Records from a collection:

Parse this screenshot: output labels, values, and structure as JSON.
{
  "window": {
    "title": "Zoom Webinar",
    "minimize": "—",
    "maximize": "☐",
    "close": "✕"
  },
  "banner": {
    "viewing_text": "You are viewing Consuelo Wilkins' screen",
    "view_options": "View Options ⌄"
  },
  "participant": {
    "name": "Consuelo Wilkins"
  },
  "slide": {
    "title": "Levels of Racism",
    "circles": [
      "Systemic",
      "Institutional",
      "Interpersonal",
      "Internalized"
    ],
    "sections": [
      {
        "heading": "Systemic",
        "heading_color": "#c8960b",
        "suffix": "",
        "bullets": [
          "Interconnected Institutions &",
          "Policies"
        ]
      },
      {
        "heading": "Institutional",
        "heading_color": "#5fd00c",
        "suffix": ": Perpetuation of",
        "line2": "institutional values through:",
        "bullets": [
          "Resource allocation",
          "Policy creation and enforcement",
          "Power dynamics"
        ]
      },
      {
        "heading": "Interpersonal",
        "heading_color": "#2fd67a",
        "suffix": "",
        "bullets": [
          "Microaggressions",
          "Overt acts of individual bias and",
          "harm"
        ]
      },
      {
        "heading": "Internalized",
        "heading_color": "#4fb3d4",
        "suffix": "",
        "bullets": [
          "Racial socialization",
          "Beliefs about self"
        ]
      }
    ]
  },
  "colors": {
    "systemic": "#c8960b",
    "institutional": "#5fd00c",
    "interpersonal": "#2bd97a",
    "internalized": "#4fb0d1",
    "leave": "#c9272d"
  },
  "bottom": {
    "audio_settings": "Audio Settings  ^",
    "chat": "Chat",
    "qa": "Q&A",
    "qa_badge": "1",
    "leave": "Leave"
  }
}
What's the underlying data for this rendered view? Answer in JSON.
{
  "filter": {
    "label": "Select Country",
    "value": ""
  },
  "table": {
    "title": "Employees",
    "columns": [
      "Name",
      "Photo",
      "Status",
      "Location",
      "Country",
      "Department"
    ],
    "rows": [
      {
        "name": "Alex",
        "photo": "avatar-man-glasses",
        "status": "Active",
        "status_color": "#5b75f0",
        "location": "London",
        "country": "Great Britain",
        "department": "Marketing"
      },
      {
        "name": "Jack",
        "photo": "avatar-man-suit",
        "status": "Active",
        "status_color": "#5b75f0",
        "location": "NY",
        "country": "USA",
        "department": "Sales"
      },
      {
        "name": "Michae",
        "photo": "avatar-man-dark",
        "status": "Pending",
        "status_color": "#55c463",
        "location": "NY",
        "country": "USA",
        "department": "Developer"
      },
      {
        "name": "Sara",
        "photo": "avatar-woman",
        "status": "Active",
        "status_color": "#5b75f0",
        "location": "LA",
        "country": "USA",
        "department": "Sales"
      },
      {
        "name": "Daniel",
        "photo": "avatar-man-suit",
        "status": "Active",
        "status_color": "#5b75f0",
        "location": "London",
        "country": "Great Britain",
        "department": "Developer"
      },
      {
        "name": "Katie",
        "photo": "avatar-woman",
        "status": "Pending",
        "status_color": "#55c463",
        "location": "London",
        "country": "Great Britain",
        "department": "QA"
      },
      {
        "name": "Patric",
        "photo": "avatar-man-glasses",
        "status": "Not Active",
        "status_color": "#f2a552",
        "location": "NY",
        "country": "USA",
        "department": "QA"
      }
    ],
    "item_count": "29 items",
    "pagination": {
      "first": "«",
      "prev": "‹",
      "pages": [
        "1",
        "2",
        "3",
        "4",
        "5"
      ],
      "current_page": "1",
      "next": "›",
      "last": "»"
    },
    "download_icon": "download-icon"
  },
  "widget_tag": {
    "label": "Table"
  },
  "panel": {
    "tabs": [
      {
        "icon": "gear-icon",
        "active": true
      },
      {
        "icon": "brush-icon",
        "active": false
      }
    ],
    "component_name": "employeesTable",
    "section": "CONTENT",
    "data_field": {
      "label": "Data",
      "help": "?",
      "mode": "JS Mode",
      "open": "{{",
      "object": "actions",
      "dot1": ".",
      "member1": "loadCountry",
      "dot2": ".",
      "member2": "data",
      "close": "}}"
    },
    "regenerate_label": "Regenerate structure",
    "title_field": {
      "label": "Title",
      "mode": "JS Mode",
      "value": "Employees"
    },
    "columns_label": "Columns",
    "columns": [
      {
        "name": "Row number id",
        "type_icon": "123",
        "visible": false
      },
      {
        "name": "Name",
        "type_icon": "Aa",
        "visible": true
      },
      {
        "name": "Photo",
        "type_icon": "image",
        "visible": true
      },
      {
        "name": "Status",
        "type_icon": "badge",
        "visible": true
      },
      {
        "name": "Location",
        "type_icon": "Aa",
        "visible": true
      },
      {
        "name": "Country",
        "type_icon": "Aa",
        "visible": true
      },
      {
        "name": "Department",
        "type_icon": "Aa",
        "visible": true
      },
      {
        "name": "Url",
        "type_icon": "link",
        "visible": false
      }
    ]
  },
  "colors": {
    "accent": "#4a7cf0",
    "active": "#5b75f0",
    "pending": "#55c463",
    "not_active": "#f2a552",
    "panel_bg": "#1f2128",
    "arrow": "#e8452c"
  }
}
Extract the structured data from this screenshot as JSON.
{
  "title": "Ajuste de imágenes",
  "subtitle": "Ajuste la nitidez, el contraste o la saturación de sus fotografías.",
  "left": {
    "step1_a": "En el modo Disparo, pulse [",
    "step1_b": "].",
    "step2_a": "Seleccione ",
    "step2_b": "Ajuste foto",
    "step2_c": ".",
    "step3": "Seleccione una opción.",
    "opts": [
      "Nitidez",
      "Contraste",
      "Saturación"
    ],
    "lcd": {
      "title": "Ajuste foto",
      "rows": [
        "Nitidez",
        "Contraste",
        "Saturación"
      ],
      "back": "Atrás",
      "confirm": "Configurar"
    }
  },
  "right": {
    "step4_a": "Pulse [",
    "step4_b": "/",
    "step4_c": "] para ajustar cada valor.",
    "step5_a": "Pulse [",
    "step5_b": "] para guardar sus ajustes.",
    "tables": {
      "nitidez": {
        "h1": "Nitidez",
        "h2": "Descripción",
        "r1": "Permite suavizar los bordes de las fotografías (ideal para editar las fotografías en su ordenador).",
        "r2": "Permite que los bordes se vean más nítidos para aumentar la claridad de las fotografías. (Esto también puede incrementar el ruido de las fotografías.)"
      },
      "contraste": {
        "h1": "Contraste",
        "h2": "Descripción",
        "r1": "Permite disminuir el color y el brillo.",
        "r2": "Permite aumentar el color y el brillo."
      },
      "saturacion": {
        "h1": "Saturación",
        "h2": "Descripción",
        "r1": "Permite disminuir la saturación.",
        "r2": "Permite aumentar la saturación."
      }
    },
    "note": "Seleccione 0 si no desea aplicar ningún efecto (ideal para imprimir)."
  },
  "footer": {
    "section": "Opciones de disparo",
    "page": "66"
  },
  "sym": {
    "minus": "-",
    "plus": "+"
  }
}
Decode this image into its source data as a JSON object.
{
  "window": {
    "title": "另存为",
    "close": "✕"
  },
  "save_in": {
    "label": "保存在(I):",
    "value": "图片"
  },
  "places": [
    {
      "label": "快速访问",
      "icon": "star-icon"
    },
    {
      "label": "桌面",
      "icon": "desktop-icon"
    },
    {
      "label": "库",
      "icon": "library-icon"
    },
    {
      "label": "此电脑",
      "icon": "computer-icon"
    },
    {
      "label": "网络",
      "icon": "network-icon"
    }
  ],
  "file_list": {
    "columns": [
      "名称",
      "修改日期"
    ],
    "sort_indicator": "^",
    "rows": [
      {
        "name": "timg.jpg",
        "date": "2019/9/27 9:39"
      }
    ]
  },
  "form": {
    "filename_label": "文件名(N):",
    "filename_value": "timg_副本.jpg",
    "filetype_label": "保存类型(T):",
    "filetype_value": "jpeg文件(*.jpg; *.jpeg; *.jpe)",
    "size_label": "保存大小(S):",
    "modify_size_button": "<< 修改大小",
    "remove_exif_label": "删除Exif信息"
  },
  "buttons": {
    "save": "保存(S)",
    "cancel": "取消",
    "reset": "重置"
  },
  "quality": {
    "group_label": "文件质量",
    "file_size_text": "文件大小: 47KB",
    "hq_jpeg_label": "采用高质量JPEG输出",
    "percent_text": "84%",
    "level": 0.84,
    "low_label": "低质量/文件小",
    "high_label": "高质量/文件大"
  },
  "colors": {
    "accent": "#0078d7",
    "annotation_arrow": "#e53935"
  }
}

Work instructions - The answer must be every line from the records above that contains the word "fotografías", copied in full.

Task output -
  "subtitle": "Ajuste la nitidez, el contraste o la saturación de sus fotografías.",
        "r1": "Permite suavizar los bordes de las fotografías (ideal para editar las fotografías en su ordenador).",
        "r2": "Permite que los bordes se vean más nítidos para aumentar la claridad de las fotografías. (Esto también puede incrementar el ruido de las fotografías.)"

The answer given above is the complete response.